Earlier, Taliban spokesman Zabihullah Mujahid said fighters would “be on standby on all entrances of Kabul until a peaceful and satisfactory transfer of power is agreed.” In a separate statement to NBC News, a Taliban spokesman said that those entering Kabul were unarmed on instructions from senior commanders.
U.S. forces were evacuating all staff from the city’s American embassy via Kabul’s airport after Biden authorized the deployment of 5,000 troops to the country.
The embassy will close once all personnel are transferred out, a person familiar with the situation told NBC News, and there have been intense negotiations with the Taliban for safe passage.
The embassy issued a security alert later Sunday that they were instructing U.S. citizens to shelter in place as there were reports of the airport “taking fire.”
The evacuation comes at the end of a rapid U.S. troop withdrawal launched in April, and only weeks before the last remaining American forces were due to depart under an Aug. 31 deadline set by Biden.
The president has remained steadfast in spite of the Taliban blitz. A White House official said on Sunday that Biden had spoken to members of his national security team “on the situation in Afghanistan” and would continue to receive updates throughout the day.
Secretary of State Antony Blinken told Chuck Todd on Meet the Press that the president was focused “first and foremost” on the safety and security of U.S. personnel. He said the U.S. would maintain a core diplomatic presence, and in effect an embassy, at a location at Kabul’s airport.
“We’ve been very clear with the Taliban that any effort on their part to interrupt our operations, to attack our forces, to attack our personnel, would be met with a very strong, decisive response,” he said.
Blinken said the “inability” of the Afghan security forces to defend their country played a “very powerful role” in the rapid Taliban takeover of parts of the country. But he said that in terms of the threat posed to the United States before 9/11, he thought America was in a “much better” place.
In a nationwide offensive that has taken just over a week, the militants encircled the Afghan capital as the group surprised Washington, Kabul and even its own fighters with the speed of the campaign.
The Taliban advance and ensuing collapse of the Afghan government has sent large numbers of civilians fleeing their homes, seeking refuge both from the fighting and the prospect of the Islamist regime that ruled the country before 2001 being reimposed.
In Kabul, thousands of people were living in parks and open spaces.
Hundreds of people also gathered in front of private banks, trying to withdraw their life savings, while some ATMs stopped distributing money.

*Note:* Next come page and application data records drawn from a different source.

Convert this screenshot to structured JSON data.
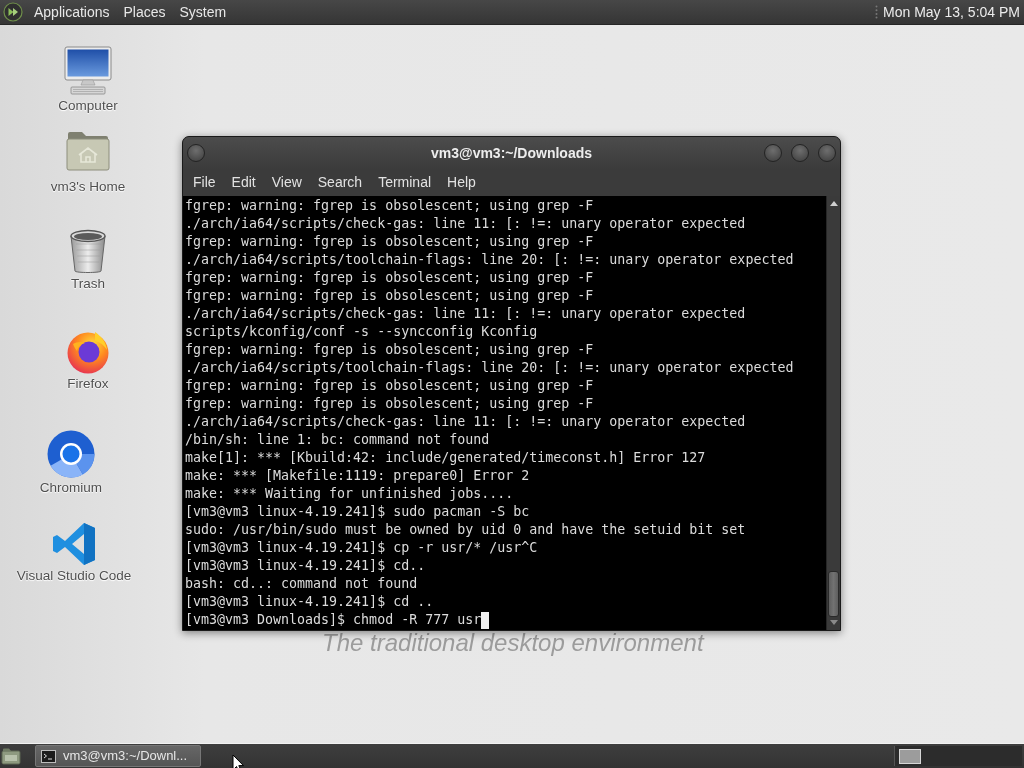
{
  "top_panel": {
    "menus": [
      "Applications",
      "Places",
      "System"
    ],
    "clock": "Mon May 13, 5:04 PM"
  },
  "desktop": {
    "icons": [
      {
        "kind": "computer",
        "label": "Computer"
      },
      {
        "kind": "home",
        "label": "vm3's Home"
      },
      {
        "kind": "trash",
        "label": "Trash"
      },
      {
        "kind": "firefox",
        "label": "Firefox"
      },
      {
        "kind": "chromium",
        "label": "Chromium"
      },
      {
        "kind": "vscode",
        "label": "Visual Studio Code"
      }
    ],
    "wallpaper_text": "The traditional desktop environment"
  },
  "terminal": {
    "title": "vm3@vm3:~/Downloads",
    "menu": [
      "File",
      "Edit",
      "View",
      "Search",
      "Terminal",
      "Help"
    ],
    "lines": [
      "fgrep: warning: fgrep is obsolescent; using grep -F",
      "./arch/ia64/scripts/check-gas: line 11: [: !=: unary operator expected",
      "fgrep: warning: fgrep is obsolescent; using grep -F",
      "./arch/ia64/scripts/toolchain-flags: line 20: [: !=: unary operator expected",
      "fgrep: warning: fgrep is obsolescent; using grep -F",
      "fgrep: warning: fgrep is obsolescent; using grep -F",
      "./arch/ia64/scripts/check-gas: line 11: [: !=: unary operator expected",
      "scripts/kconfig/conf -s --syncconfig Kconfig",
      "fgrep: warning: fgrep is obsolescent; using grep -F",
      "./arch/ia64/scripts/toolchain-flags: line 20: [: !=: unary operator expected",
      "fgrep: warning: fgrep is obsolescent; using grep -F",
      "fgrep: warning: fgrep is obsolescent; using grep -F",
      "./arch/ia64/scripts/check-gas: line 11: [: !=: unary operator expected",
      "/bin/sh: line 1: bc: command not found",
      "make[1]: *** [Kbuild:42: include/generated/timeconst.h] Error 127",
      "make: *** [Makefile:1119: prepare0] Error 2",
      "make: *** Waiting for unfinished jobs....",
      "[vm3@vm3 linux-4.19.241]$ sudo pacman -S bc",
      "sudo: /usr/bin/sudo must be owned by uid 0 and have the setuid bit set",
      "[vm3@vm3 linux-4.19.241]$ cp -r usr/* /usr^C",
      "[vm3@vm3 linux-4.19.241]$ cd..",
      "bash: cd..: command not found",
      "[vm3@vm3 linux-4.19.241]$ cd ..",
      "[vm3@vm3 Downloads]$ chmod -R 777 usr"
    ]
  },
  "taskbar": {
    "tasks": [
      {
        "label": "vm3@vm3:~/Downl...",
        "selected": true
      }
    ]
  }
}
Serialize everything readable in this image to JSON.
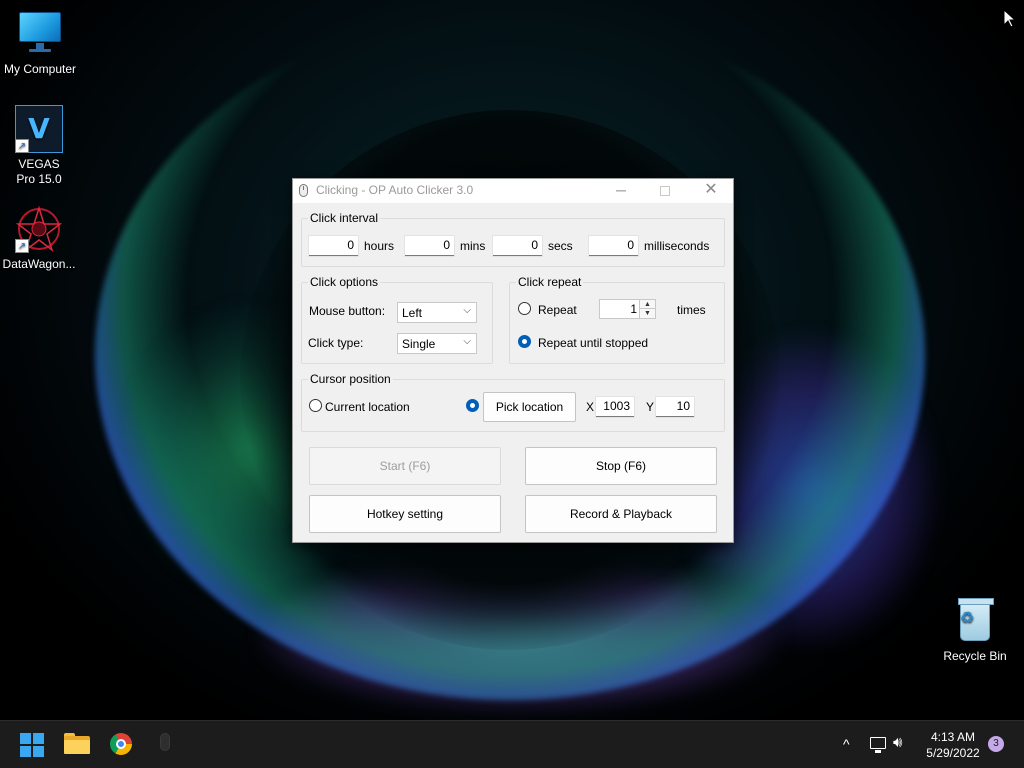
{
  "desktop": {
    "icons": [
      {
        "label": "My Computer"
      },
      {
        "label": "VEGAS Pro 15.0",
        "glyph": "V"
      },
      {
        "label": "DataWagon..."
      },
      {
        "label": "Recycle Bin"
      }
    ]
  },
  "window": {
    "title": "Clicking - OP Auto Clicker 3.0",
    "controls": {
      "minimize": "─",
      "close": "✕"
    },
    "click_interval": {
      "legend": "Click interval",
      "hours_value": "0",
      "hours_label": "hours",
      "mins_value": "0",
      "mins_label": "mins",
      "secs_value": "0",
      "secs_label": "secs",
      "ms_value": "0",
      "ms_label": "milliseconds"
    },
    "click_options": {
      "legend": "Click options",
      "mouse_button_label": "Mouse button:",
      "mouse_button_value": "Left",
      "click_type_label": "Click type:",
      "click_type_value": "Single"
    },
    "click_repeat": {
      "legend": "Click repeat",
      "repeat_label": "Repeat",
      "repeat_value": "1",
      "times_label": "times",
      "until_stopped_label": "Repeat until stopped",
      "selected": "until_stopped"
    },
    "cursor_position": {
      "legend": "Cursor position",
      "current_location_label": "Current location",
      "pick_location_label": "Pick location",
      "x_label": "X",
      "x_value": "1003",
      "y_label": "Y",
      "y_value": "10",
      "selected": "pick_location"
    },
    "buttons": {
      "start": "Start (F6)",
      "stop": "Stop (F6)",
      "hotkey": "Hotkey setting",
      "record": "Record & Playback"
    }
  },
  "taskbar": {
    "apps": [
      "start-menu",
      "file-explorer",
      "google-chrome",
      "op-auto-clicker"
    ],
    "tray_chevron": "^",
    "time": "4:13 AM",
    "date": "5/29/2022",
    "notification_count": "3"
  },
  "colors": {
    "accent": "#005fb8",
    "taskbar": "#1c1c1c",
    "window_bg": "#f0f0f0"
  }
}
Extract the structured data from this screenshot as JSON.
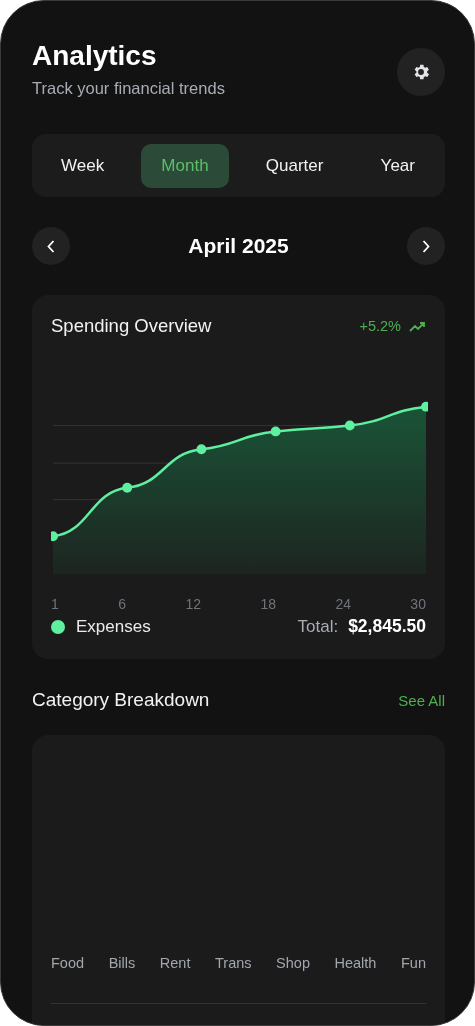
{
  "header": {
    "title": "Analytics",
    "subtitle": "Track your financial trends"
  },
  "periods": [
    {
      "label": "Week",
      "selected": false
    },
    {
      "label": "Month",
      "selected": true
    },
    {
      "label": "Quarter",
      "selected": false
    },
    {
      "label": "Year",
      "selected": false
    }
  ],
  "date_nav": {
    "label": "April 2025"
  },
  "spending": {
    "title": "Spending Overview",
    "change": "+5.2%",
    "x_labels": [
      "1",
      "6",
      "12",
      "18",
      "24",
      "30"
    ],
    "legend": "Expenses",
    "total_label": "Total:",
    "total_value": "$2,845.50"
  },
  "categories": {
    "title": "Category Breakdown",
    "link": "See All",
    "labels": [
      "Food",
      "Bills",
      "Rent",
      "Trans",
      "Shop",
      "Health",
      "Fun"
    ]
  }
}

On Sunday, Afghan forces at Bagram air base, once a bustling mini-city that saw more than 100,000 U.S. troops pass through its gates, also surrendered to the Taliban, two U.S. defense officials told NBC News.
Speaking on the condition of anonymity because they were not officially authorized to comment, the defense officials added that the militant group had started to release prisoners from the Parwan Detention Facility, some of whom were hardened Taliban and Al Qaeda fighters.
The insurgents also captured the eastern city of Jalalabad, giving them control of one of the main highways into landlocked Afghanistan. They took over the nearby Torkham border post with Pakistan, too, leaving Kabul airport the only way out of Afghanistan that is still in government hands.
These advances came after Mazar-e-Sharif, the country’s fourth-largest city, fell on Saturday to give the insurgents control over all of northern Afghanistan.
Ahmed Mengli reported from Kabul; Mushtaq Yusufzai reported from Peshawar, Pakistan; Rhea Mogul reported from Hong Kong; and Andrea Mitchell and Courtney Kube reported from Washington.
Ahmed Mengli is a journalist based in Kabul, Afghanistan.
Mushtaq Yusufzai is a journalist based in Peshawar, Pakistan.
Andrea Mitchell is chief Washington correspondent and chief foreign affairs correspondent for NBC News.